SAN FRANCISCO (AP) — In a story April 3 about a decline in foreign student applications at the University of California, The Associated Press reported erroneously the source for the analysis of the drop. The analysis that identified the drop was done by the San Francisco Chronicle, not the American Association of Collegiate Registrars and Admissions Officers.
A corrected version of the story is below:
University of California foreign applications drop sharply
Applications from international students to the University of California have fallen for the first time in 12 years
SAN FRANCISCO (AP) — International students applied to the University of California last year in far fewer numbers than they did over the 12 previous years, and the decline coincides with the election of President Donald Trump, a San Francisco Chronicle analysis shows.
The dip came after more than a decade in which the number of international applications climbed by an average of 21 percent a year.
"The perception is that this administration wants to keep these students out," said Melanie Gottlieb, the deputy director of the American Association of Collegiate Registrars and Admissions Officers, which did a national survey of 261 colleges and universities.
Admissions officers reported that would-be applicants expressed concerns about "negative rhetoric around the Muslim faith, and immigration changes — even before the (aborted) travel ban" involving Muslim-majority countries, Gottlieb told the San Francisco Chronicle (http://bit.ly/2opCtg1).
UC's application deadline for fall 2017 admissions was Nov. 30 and Trump was elected Nov. 8.
Ricardo Vazquez, a spokesman for the University of California Office of the President, said applications for students as a whole usually flood in during the last three weeks before the deadline. He said there were fewer international applicants last November.
Applications from Mexico plunged by 30 percent. People from countries with large populations of Muslims sent in 10 percent fewer applications, the newspaper said.
The U.S. had just led a multinational invasion of Iraq the previous time foreign undergraduates shied away from UC and other American universities.
The new survey of 261 colleges and universities shows that nearly 40 percent of those schools reported a drop in international applications of at least 2 percent, with the greatest decrease from countries in the Middle East.
The U.S. Education Department did not immediately respond to email and phone messages left Monday seeking comment.
While some campuses saw drops in international applications, there were increases at seven UC campuses.

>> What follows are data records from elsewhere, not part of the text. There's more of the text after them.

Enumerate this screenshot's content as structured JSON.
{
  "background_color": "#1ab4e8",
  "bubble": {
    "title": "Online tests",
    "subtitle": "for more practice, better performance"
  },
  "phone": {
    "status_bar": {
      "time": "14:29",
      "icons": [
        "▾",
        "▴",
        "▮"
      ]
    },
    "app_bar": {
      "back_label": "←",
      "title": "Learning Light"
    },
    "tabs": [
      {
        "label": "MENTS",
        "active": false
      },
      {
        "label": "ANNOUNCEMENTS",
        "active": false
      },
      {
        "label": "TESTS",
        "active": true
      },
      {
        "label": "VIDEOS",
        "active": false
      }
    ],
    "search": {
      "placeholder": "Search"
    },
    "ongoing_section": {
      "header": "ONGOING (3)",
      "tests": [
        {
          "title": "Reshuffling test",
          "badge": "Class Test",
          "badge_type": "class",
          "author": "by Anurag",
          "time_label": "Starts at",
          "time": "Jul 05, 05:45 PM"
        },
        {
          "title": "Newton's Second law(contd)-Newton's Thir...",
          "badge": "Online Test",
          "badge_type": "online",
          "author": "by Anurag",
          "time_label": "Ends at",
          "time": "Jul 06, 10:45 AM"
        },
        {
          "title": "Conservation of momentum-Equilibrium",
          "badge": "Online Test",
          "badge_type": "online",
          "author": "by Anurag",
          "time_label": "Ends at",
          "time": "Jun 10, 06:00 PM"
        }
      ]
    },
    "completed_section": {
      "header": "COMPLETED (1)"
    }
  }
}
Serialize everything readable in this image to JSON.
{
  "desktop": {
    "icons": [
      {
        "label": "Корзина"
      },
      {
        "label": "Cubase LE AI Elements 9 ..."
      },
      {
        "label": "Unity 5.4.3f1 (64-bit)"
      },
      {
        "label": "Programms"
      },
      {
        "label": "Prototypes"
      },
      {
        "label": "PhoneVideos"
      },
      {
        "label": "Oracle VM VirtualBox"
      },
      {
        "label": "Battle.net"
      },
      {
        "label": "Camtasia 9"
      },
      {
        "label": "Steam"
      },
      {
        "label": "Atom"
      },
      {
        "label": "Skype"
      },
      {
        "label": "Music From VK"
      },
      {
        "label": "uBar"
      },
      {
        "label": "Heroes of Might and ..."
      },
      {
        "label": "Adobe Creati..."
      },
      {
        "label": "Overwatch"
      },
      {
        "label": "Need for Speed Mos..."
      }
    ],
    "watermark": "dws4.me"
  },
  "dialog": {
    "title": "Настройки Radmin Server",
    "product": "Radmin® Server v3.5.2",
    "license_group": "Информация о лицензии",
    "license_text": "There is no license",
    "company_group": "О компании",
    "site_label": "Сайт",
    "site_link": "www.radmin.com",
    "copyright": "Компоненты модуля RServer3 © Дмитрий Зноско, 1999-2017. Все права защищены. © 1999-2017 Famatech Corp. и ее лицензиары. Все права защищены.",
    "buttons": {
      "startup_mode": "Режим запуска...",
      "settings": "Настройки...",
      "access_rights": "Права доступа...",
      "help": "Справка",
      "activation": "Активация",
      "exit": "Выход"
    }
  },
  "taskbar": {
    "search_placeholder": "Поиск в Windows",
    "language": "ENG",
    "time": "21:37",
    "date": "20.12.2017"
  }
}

The jump at UC Davis, for example, was 3 percent for next fall, compared with 21 percent for last fall. A similar pattern repeated at the other campuses.
"The UC brand remains very strong" among international students, said Stephen Handel, the university's associate vice president for undergraduate admissions, who said he wasn't sure why international applications dipped this year.
"Of course, the national dialogue (about immigration) is out there," he said. "Students around the world read the newspaper. But there are other things in play."
He said price might be a factor. UC recently increased the surcharge paid by out-of-state resident by 5 percent, raising annual tuition for them to $41,964 beginning this summer.